*Task goal:* Every line below that mentions the word "options" should be copied out.

*Extracted data:*
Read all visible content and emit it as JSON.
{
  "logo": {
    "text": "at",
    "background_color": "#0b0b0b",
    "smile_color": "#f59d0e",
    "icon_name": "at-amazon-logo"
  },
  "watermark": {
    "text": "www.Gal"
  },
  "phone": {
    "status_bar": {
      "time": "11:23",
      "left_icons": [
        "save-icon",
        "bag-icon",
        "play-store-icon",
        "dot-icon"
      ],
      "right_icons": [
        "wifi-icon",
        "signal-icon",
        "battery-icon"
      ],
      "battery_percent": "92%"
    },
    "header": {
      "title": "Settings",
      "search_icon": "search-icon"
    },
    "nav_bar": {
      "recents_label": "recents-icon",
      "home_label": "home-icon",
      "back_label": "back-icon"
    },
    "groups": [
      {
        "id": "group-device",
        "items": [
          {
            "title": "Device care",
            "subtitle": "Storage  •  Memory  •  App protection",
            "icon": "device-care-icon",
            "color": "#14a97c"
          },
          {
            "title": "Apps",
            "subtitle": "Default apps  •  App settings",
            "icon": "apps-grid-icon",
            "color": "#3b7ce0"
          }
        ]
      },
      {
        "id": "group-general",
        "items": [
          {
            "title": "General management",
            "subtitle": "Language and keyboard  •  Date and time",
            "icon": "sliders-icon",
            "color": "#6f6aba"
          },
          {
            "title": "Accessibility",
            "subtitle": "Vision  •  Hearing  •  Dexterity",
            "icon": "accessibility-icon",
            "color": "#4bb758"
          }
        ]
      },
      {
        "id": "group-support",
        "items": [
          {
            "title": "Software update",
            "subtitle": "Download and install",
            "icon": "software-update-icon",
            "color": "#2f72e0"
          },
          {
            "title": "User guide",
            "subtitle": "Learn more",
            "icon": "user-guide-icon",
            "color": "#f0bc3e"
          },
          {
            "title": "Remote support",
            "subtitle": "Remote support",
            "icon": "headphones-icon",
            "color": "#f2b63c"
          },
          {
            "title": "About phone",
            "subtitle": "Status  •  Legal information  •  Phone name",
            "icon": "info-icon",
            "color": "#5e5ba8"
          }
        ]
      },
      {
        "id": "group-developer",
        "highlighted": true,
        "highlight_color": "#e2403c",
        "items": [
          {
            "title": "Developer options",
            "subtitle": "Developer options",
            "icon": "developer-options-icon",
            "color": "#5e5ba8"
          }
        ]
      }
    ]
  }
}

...

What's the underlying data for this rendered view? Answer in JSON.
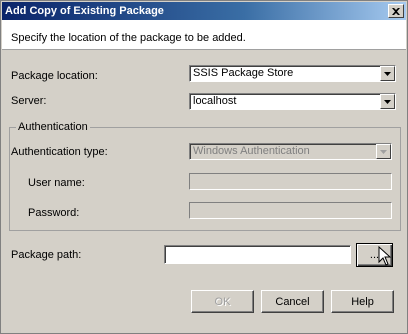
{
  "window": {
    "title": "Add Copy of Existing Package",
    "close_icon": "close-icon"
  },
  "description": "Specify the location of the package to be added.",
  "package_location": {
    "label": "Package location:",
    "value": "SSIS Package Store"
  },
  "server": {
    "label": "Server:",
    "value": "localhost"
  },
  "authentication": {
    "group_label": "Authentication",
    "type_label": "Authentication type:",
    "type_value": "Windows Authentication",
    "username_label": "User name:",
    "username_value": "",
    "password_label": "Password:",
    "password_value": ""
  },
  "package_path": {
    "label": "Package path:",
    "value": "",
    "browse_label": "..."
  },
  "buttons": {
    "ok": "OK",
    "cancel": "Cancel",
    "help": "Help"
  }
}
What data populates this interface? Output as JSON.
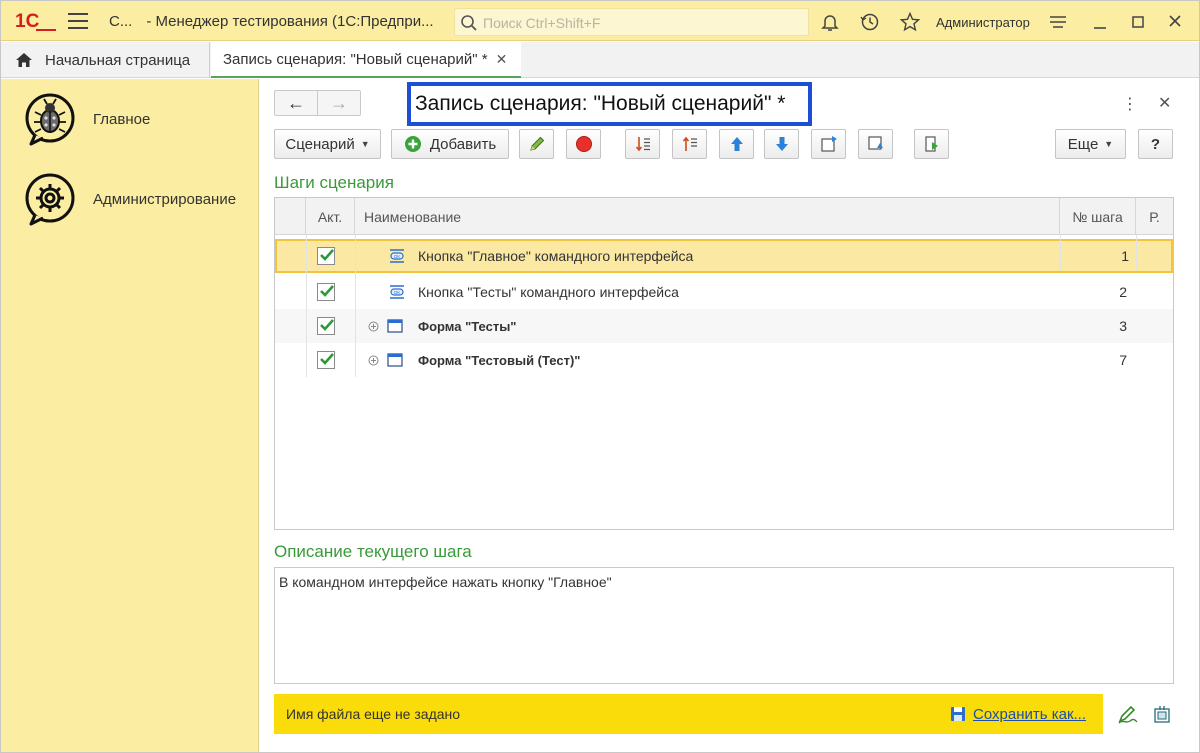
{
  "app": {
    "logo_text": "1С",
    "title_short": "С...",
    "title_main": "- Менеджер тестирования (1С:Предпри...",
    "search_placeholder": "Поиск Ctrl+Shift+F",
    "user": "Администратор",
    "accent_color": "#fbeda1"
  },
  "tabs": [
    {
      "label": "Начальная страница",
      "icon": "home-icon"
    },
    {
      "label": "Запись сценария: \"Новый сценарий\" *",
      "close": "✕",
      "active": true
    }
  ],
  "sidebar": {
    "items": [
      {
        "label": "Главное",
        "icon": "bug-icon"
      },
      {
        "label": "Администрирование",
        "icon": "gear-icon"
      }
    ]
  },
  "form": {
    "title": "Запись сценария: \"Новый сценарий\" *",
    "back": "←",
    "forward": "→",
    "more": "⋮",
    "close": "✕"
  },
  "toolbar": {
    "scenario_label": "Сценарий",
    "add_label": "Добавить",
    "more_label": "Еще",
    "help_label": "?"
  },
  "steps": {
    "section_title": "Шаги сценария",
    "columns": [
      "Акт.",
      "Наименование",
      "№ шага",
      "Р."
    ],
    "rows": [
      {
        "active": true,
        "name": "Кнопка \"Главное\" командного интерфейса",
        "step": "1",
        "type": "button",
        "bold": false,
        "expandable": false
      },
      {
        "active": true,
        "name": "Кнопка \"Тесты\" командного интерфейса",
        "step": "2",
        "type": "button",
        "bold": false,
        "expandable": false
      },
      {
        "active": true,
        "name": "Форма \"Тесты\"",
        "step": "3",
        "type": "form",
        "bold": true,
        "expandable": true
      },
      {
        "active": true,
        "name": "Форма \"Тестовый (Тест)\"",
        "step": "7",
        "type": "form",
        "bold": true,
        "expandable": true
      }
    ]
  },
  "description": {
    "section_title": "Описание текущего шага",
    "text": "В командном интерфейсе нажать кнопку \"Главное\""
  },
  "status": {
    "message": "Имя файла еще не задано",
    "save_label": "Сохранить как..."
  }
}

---

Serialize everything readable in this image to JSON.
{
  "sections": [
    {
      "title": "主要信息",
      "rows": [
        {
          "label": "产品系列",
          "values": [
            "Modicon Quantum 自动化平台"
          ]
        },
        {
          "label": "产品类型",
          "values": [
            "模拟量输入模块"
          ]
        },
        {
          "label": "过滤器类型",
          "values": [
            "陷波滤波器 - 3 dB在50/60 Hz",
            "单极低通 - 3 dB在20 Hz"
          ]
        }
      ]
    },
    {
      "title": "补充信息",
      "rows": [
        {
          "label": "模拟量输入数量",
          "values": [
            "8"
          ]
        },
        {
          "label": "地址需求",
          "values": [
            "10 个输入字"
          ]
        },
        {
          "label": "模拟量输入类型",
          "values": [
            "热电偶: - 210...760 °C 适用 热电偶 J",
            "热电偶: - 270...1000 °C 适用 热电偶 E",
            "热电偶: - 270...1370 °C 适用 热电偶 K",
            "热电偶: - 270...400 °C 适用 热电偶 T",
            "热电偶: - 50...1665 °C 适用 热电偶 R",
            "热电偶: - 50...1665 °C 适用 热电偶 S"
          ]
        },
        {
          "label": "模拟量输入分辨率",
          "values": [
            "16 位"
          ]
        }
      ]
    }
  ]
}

*Reply to the exercise:*
            "title": "Developer options",
            "subtitle": "Developer options",
            "icon": "developer-options-icon",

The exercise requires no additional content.